The plot hinges on Team America's decision to hire an actor to impersonate and infiltrate a terrorist cell in order to stop the next big attack. The actor, Gary Johnston, endures every cliché assigned to a reluctant action hero: disinterest, self-doubt, romantic involvement, etc. These critical moments are all tongue-in-cheek, often developed in montages set to a hyper-country ballad laced with patriotic fervor.
The film skewers more than just the political right. The left, especially the Hollywood left, gets blasted as well, for the plot also details how North Korean leader Kim Jong Il snows Hollywood liberals into thinking he's committed to peace. Thus, marionettes of Alec Baldwin, Tim Robbins, Sean Penn, Michael Moore and others play a significant role—one casting them as, essentially, enemies of American security.

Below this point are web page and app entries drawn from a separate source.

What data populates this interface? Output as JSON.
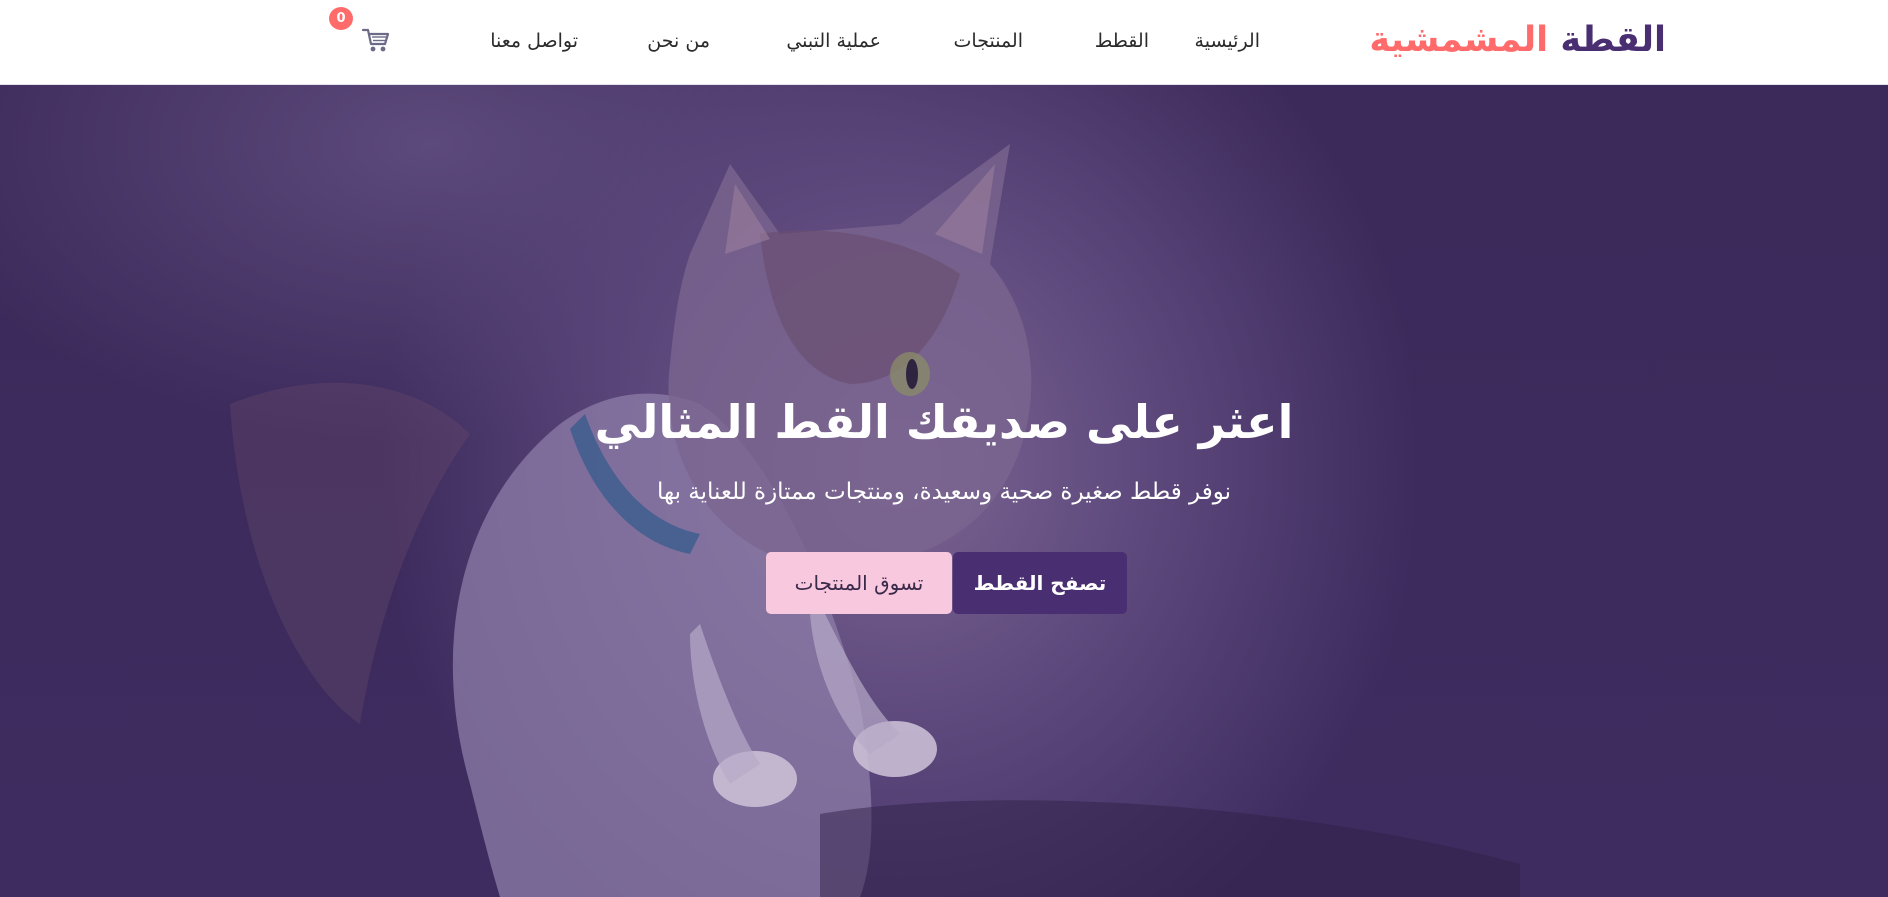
{
  "brand": {
    "part1": "القطة",
    "part2": "المشمشية"
  },
  "nav": {
    "home": "الرئيسية",
    "cats": "القطط",
    "products": "المنتجات",
    "adoption": "عملية التبني",
    "about": "من نحن",
    "contact": "تواصل معنا"
  },
  "cart": {
    "icon": "cart-icon",
    "count": "0"
  },
  "hero": {
    "title": "اعثر على صديقك القط المثالي",
    "subtitle": "نوفر قطط صغيرة صحية وسعيدة، ومنتجات ممتازة للعناية بها",
    "primary_button": "تصفح القطط",
    "secondary_button": "تسوق المنتجات"
  },
  "colors": {
    "brand_primary": "#4a2e72",
    "brand_accent": "#ff6b6b",
    "button_secondary": "#f8c8de",
    "hero_overlay": "#3d2a5c"
  }
}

The film pays homage to many other movies, including "The Matrix, "Star Wars" and "Return of the Jedi," "Airplane," "Jerry Maguire" and "Men in Black."
It would be hard to deny the impressive production values of the movie. The marionette action is delightful, the sets are wonderfully constructed, and the way Parker and Stone satirize action-movie clichés is spot-on.
The filmmakers are no doubt talented, and "Team America" offers some genuine moments—free of debauchery—brimming with hilarity. For example, Kim Jong Il sings a solo about how lonely he is as he strolls through his palace (admiring, of all things, his Hummel collection). There's also something hilarious about watching marionettes play pool, drive a jeep, or even shut a door.
"Team America" originally received an NC-17 rating, largely on account of a sex scene—between marionettes, mind you—that went on for about two minutes. Parker and Stone trimmed it to about 45 seconds to get the R rating, but it's still a graphic and raunchy 45 seconds.
There's also graphic violence—if graphic is the right word for a blood squib on a marionette.
This movie raises the same issues as Parker and Stone's "South Park" cartoon on Comedy Central. The form, and maybe even some of the content, appeals to kids, but most of the content is simply inappropriate for young minds, and some would say any minds.
Don't be fooled by the marionettes, and don't take the kids.
Cliff Vaughn is culture editor for EthicsDaily.com.
MPAA Rating: R for graphic, crude and sexual humor, violent images and strong language, all involving puppets. Reviewer's Note: This movie probably still deserves the NC-17 rating. Much of the humor and almost all of the jokes are unbelievably crass … not to mention the sex scene.
Director: Trey Parker
Writers: Trey Parker & Matt Stone and Pam Brady
Cast: Marionettes, many of which are voiced by Parker and Stone.
The movie's official Web site is here.